*** Opening DATA PROVIDED ***

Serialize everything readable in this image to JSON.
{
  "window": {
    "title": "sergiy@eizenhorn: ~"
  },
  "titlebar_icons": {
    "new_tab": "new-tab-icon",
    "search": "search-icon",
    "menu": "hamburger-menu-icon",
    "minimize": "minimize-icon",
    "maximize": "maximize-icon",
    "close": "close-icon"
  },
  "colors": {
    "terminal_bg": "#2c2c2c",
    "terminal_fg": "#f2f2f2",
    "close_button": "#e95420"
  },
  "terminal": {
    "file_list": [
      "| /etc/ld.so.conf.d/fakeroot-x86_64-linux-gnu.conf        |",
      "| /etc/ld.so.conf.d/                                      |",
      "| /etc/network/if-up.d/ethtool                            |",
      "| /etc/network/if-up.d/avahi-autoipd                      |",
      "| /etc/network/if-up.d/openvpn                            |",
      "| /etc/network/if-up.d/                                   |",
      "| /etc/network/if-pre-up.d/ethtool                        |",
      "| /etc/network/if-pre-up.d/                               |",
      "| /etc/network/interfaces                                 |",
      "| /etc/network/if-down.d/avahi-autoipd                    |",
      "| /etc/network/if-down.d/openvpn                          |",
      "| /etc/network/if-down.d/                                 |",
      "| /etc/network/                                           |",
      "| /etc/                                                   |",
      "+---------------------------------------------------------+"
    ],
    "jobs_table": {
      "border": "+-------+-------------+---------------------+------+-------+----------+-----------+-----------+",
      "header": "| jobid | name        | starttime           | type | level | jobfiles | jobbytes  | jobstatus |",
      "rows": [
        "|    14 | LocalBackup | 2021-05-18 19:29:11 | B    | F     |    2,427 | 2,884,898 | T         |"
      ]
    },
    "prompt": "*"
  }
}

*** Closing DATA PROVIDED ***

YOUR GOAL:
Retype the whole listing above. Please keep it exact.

RESULT FOR THIS TASK:
Serialize everything readable in this image to JSON.
{
  "window": {
    "title": "sergiy@eizenhorn: ~"
  },
  "titlebar_icons": {
    "new_tab": "new-tab-icon",
    "search": "search-icon",
    "menu": "hamburger-menu-icon",
    "minimize": "minimize-icon",
    "maximize": "maximize-icon",
    "close": "close-icon"
  },
  "colors": {
    "terminal_bg": "#2c2c2c",
    "terminal_fg": "#f2f2f2",
    "close_button": "#e95420"
  },
  "terminal": {
    "file_list": [
      "| /etc/ld.so.conf.d/fakeroot-x86_64-linux-gnu.conf        |",
      "| /etc/ld.so.conf.d/                                      |",
      "| /etc/network/if-up.d/ethtool                            |",
      "| /etc/network/if-up.d/avahi-autoipd                      |",
      "| /etc/network/if-up.d/openvpn                            |",
      "| /etc/network/if-up.d/                                   |",
      "| /etc/network/if-pre-up.d/ethtool                        |",
      "| /etc/network/if-pre-up.d/                               |",
      "| /etc/network/interfaces                                 |",
      "| /etc/network/if-down.d/avahi-autoipd                    |",
      "| /etc/network/if-down.d/openvpn                          |",
      "| /etc/network/if-down.d/                                 |",
      "| /etc/network/                                           |",
      "| /etc/                                                   |",
      "+---------------------------------------------------------+"
    ],
    "jobs_table": {
      "border": "+-------+-------------+---------------------+------+-------+----------+-----------+-----------+",
      "header": "| jobid | name        | starttime           | type | level | jobfiles | jobbytes  | jobstatus |",
      "rows": [
        "|    14 | LocalBackup | 2021-05-18 19:29:11 | B    | F     |    2,427 | 2,884,898 | T         |"
      ]
    },
    "prompt": "*"
  }
}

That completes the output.